Fifteen or so women have been proposed to replace Jackson but the best nominee is Eleanor Roosevelt, wife of President Franklin D. Roosevelt. Unlike the other nominees, Eleanor Roosevelt advocated fearlessly, and politically incorrectly, in her time for a full range of oppressed people — women, blacks, and unorganized industrial workers. She also visited U.S. soldiers around the world during World War II, wrote hundreds of newspaper columns and actually held important government office as a U.S. delegate to the United Nations, where she helped craft the Universal Declaration of Human Rights and opposed communist tyranny. 

Thus she accomplished more for the country than the other nominees, and her modesty and stoicism amid personal disappointments may have made her the most admirable Roosevelt of them all. 

Eleanor Roosevelt thereby embodied the greatest redeeming trends of the country’s history, while Jackson is largely retrograde today. She should be the one to replace him on the $20 bill.

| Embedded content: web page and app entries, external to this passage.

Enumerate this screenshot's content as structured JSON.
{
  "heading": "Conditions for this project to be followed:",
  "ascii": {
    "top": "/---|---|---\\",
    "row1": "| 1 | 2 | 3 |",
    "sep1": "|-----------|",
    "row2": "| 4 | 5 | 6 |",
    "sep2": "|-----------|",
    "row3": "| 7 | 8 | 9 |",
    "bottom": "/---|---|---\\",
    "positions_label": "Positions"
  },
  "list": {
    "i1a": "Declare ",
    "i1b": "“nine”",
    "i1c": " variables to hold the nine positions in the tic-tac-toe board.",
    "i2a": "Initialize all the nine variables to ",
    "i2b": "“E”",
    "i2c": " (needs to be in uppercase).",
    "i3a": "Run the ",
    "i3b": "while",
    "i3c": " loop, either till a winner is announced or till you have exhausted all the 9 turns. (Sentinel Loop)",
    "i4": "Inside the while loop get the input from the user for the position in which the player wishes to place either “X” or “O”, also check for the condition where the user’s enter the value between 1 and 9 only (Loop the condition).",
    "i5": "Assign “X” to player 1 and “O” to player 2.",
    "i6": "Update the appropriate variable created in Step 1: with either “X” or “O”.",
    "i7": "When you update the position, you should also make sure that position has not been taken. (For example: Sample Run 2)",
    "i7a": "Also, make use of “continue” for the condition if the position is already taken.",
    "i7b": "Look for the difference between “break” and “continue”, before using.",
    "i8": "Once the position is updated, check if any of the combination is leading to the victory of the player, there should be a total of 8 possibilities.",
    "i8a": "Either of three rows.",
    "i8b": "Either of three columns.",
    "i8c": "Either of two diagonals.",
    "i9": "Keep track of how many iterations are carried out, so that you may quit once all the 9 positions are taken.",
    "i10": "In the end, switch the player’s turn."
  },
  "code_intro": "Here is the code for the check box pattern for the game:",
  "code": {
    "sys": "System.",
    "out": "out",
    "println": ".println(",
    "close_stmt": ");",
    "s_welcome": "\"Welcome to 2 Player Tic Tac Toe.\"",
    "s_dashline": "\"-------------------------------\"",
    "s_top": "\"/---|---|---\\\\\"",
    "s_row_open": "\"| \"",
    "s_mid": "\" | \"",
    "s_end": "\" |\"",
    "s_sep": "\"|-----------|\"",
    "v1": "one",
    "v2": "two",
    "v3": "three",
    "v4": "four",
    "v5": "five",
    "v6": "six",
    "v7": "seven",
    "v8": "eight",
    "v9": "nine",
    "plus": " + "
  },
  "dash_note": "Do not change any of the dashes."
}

Chris Powell is managing editor of the Journal Inquirer in Manchester.